Thus, if in Genesis we accept marriage as a destined purpose of life, and from the Song of Songs we learn the physicality between a bride and groom is a part of it, then we have to consider what else is part of love.
To put it simply, God is.
In Song of Songs 4:8, Lebanon is mentioned several times. What’s more, the bridegroom says to his beloved, “come to me from Lebanon,” which is the modern-day locale of Cana, the first miracle and also a wedding. This leads us, obviously and finally, to Jesus Christ.
In Christopher West’s book, The Word Made Flesh, he reminds us that St. Augustine poignantly describes the crucifixion of Jesus Christ as a marriage between him, the bridegroom, and the church, his bride. St. Augustine goes so far as to refer to “the marriage bed of the cross.”
This crucifixion is a corporal interaction with God and his people. It is a sacrifice, a death, and a rebirth--it is everything that marriage is as we know it.

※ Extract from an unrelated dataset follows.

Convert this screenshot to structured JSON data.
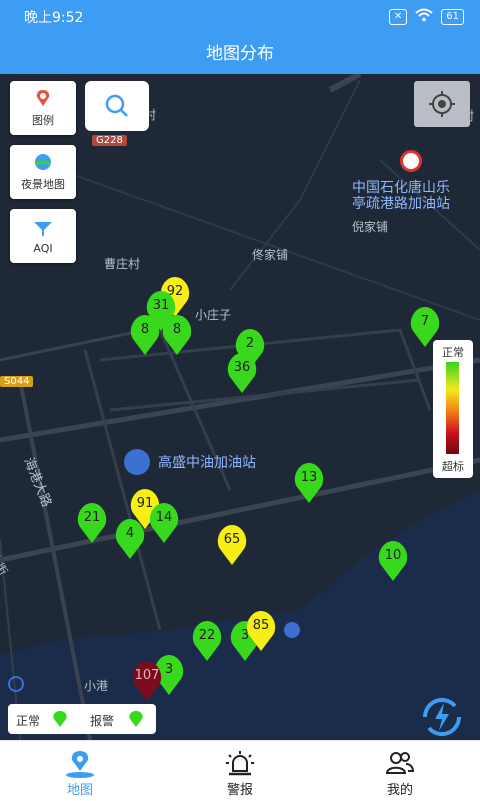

Even more mysterious is that unlike every other sacrament, marriage is a sacrament that the bride and groom confer on each other, not the priest, though he is the witness. Similarly, Jesus and the world together performed the sacramental crucifixion--witnessed and allowed by God the Father.
It is a beautiful love story with an extremely interesting meta-fictional twist. Because of this death and resurrection, we (the viewers, the readers, the audience) get to relive this day to day. It is our example for marriage, if we do it right.
So how is this cutting edge “meta” literature possible 2000 years ago? Because it is truth. The Catholic Mass is yet another example of literature in action. The Mass can be reviewed and studied as a great drama, whereas we are players in a chorus. Catholics have stood and sat and knelt and recreated this drama every hour of every day for thousands of years.
Literature is art that comments on the human condition.
When used correctly, it is a breeding ground of truth. So true things have their place there, whether or not we understand them yet. Consider, for example, that Macbeth can accurately be diagnosed with schizophrenia long before it was a recognized disease.
Even as a less avant garde read, taken at face value, the Bible is a love story, and it contains a blueprint for what love is. But it is even more than a blueprint for Catholics. It is a blueprint for love to the Catholic Church, by whose authority we receive the Bible, to all Christians who seek to follow it, and to all those of any tradition (or lack thereof) who seek to know the overarching and unifying truth of love throughout the history of humankind.
About the Author: Jesse Ross is a father of four and a proud member of the Knights of Columbus. He holds an MFA in poetry; his fiction, nonfiction, and poetry can be found in several anthologies, Spoken Bride, and McSweeney’s. He is a precious metalsmith and co-founder of the Catholic art company 31Four, artisan jewelry.